For this first real exploration into making sounds using the web browser (without pre-recorded audio samples) I ended up making a playable web synth (somewhat painfully — then joyfully) through cobbling together different types of synthesis and effects, inspired partially by projects that were made in our class, as well as from the Tone.js examples page.

- Press on/off to start playing and to mute or unmute all sounds.
- Press the colored buttons to play different synth sounds. Hold down the orange/green/yellow buttons to extend the pattern. The two pink buttons turn on their patterns permanently, until I can figure out how to turn them off with a second click.
- Move the slider to manipulate the frequency of an oscillator which is controlled by the mouse.

You can play the final sketch here. See the code here.

Some frustrations:

  • I had been using up until now because overall I found it easier to use, but I couldn’t figure out how to add HTML elements or CSS behind the scenes using their editor.

  • I ideally wanted to start and stop all the individual synth patterns when hitting the buttons (allowing them to loop when enabled until stopped, and restart when hit again), which should be possible?

  • I would have liked to add some rotary sliders/circular dials to add effects to each sound, which I think I now know how to do, as well as a way to fade out the volume rather than turn it off abruptly. But wasn’t able to get there by our class.

Day 391 @ ITP: The Code of Music

Assignment #3: Melody Sequencer

View the sketch here

Screen shot of the melody sequencer playing a pattern.

Screen shot of the melody sequencer playing a pattern.

For this project I decided to build off the 8-step drum sequencer example from class. I multiplied the number of squares by four, so there are 16 tracks and 32 steps. The result reminded me of one of my favorite toys/instruments, the Tenori-on, a grid-based sequencer which works like this sketch in its simplest mode.

I ended up using the notes C, E, G, and A in different octaves, so technically it is creating a “C7” chord. I like how having multiple instances of the same note gives the option to layer them on top of each other to create different timbres, as well as creating chords from the different notes.
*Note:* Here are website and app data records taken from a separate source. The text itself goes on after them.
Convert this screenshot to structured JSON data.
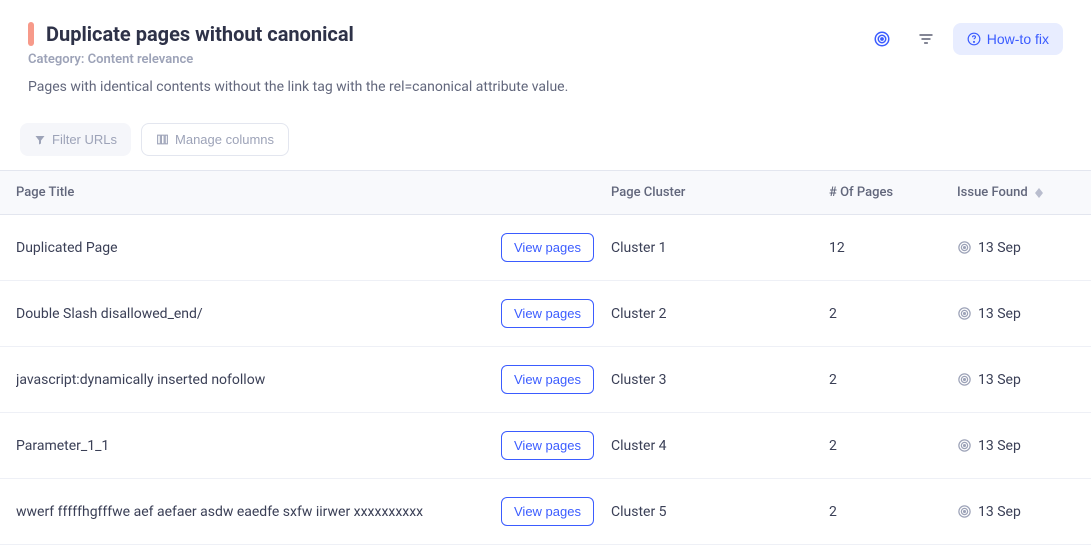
{
  "header": {
    "title": "Duplicate pages without canonical",
    "category_label": "Category: Content relevance",
    "description": "Pages with identical contents without the link tag with the rel=canonical attribute value.",
    "howto_label": "How-to fix"
  },
  "toolbar": {
    "filter_label": "Filter URLs",
    "columns_label": "Manage columns"
  },
  "table": {
    "headers": {
      "page_title": "Page Title",
      "page_cluster": "Page Cluster",
      "num_pages": "# Of Pages",
      "issue_found": "Issue Found"
    },
    "view_pages_label": "View pages",
    "rows": [
      {
        "title": "Duplicated Page",
        "cluster": "Cluster 1",
        "pages": "12",
        "date": "13 Sep"
      },
      {
        "title": "Double Slash disallowed_end/",
        "cluster": "Cluster 2",
        "pages": "2",
        "date": "13 Sep"
      },
      {
        "title": "javascript:dynamically inserted nofollow",
        "cluster": "Cluster 3",
        "pages": "2",
        "date": "13 Sep"
      },
      {
        "title": "Parameter_1_1",
        "cluster": "Cluster 4",
        "pages": "2",
        "date": "13 Sep"
      },
      {
        "title": "wwerf fffffhgfffwe aef aefaer asdw eaedfe sxfw iirwer xxxxxxxxxx",
        "cluster": "Cluster 5",
        "pages": "2",
        "date": "13 Sep"
      }
    ]
  }
}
The chord is very simple, but I think it could be a nice start to a song, or a motif to enter in with. Ideally next I would add more high notes and different sounds, but I will stop here for this first experiment and keep that in mind for something more complex further down the line, with different instruments being introduced rather than only the piano sound.

One gripe while working on this was that somehow the volumes of my sounds changed drastically once I put them into the sketch, and also at times would glitch and sound like they were peaking, and at other times not. This can be seen slightly in the video below when it glitches as it reaches the highest note. I also wanted to have more color interaction, but wasn’t able to get different colors to show up with the different notes. I also attempted adding a slider to change the bpm, and a pitch shift effect, but neither worked. In the future I will attempt tricks like this again with some help.